Needless to say, I felt attached to Faith right from the start, and I was really rooting for her, not just to prove her innocence, but also to be seen for who she is and perhaps re-kindle the spark with her former lover, who is now conveniently a widower. Aside from that, I love the calm and steady flow of the words and the lovely description of the food.
However--and this is my main critique of the book--as soon as I started settling in for a nice, cozy read--boom, it was over. Only 5 chapters long, Found Dead in Arugula can be read, start to finish, during a single long lunch break. For certain people, this is a selling point, but I wanted more.
The mystery did conclude in a satisfying manner, but because it was so short, there was not enough room for twists and turns, red herrings and reveals. It did promise further adventures for Faith, which I, for one, would be happy to read more of. I’d just prefer a full novel, or perhaps a collection of “Faith-based” short stories, so as to have a meaty amount of writing to sink my teeth into.
On November 24th, I faced a crisis.
Since the month started, I had been doing National Novel Writing Month (Nanowrimo, for short), a challenge where you write a complete novel of 50,000 words (approximately two hundred pages) in the thirty days of November. Since I write thick fantasy books, I wasn’t thinking of completing a novel. I wanted to write three good chapters for the climax of The Originals, a sequel to my epic fantasy, The Changelings.
Three good chapters. Didn’t sound so hard.
November 24 arrived, and I crossed the 50,000 word mark, 6 days ahead of schedule. Great. But I hadn’t written my three chapters, no, not at all. I’d written about one and a half. And good? Forget good. The writing was all over the place. I’d mope around with my main character’s feeling for a paragraph or two and then swing wildly into politics. Or I’d spend 30 pages figuring out how to set up a battle and summarize the actual fight in about a page. I’d go one way, go back, and zig-zag the other way. It was--it is--a mess. An unreadable mess. And yet it was all good stuff that I needed to write.
Some authors have a vision of their novel in their head, or at least on their outline. Not me. I have to write and write and write until I see that vision. It’s not that I don’t have ideas, but the ideas are nebulous things and pinning them down is like pinning down vapor. I write until I see what I want. Once I have my vision, I can work to make my writing good. I organize scenes, condense the plot, dramatize emotions, expand the good parts, delete the bad parts, and make the words ring pretty.

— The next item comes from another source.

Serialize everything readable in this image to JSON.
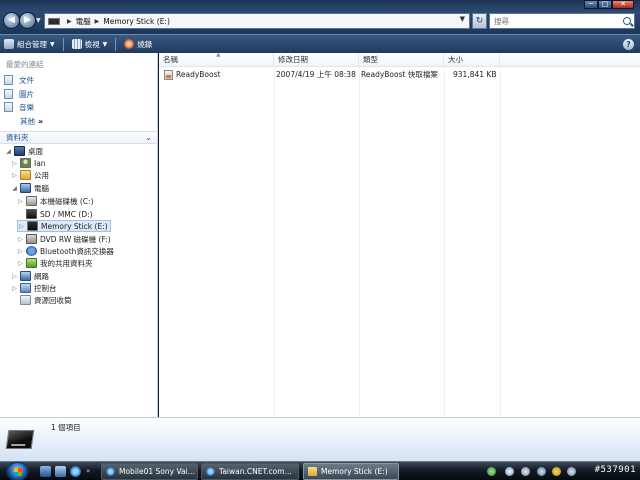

I know that all this messiness will eventually turn into good (or at least readable) writing. I know because I’ve done it before. Having spent twenty years writing novels, I can start to say I know what I’m doing. But that doesn’t make it any less frustrating. I look at my 50,000 words, and I think, It’s too much, and at the same time, It’s not enough.
Writer. Critic. Dreamer.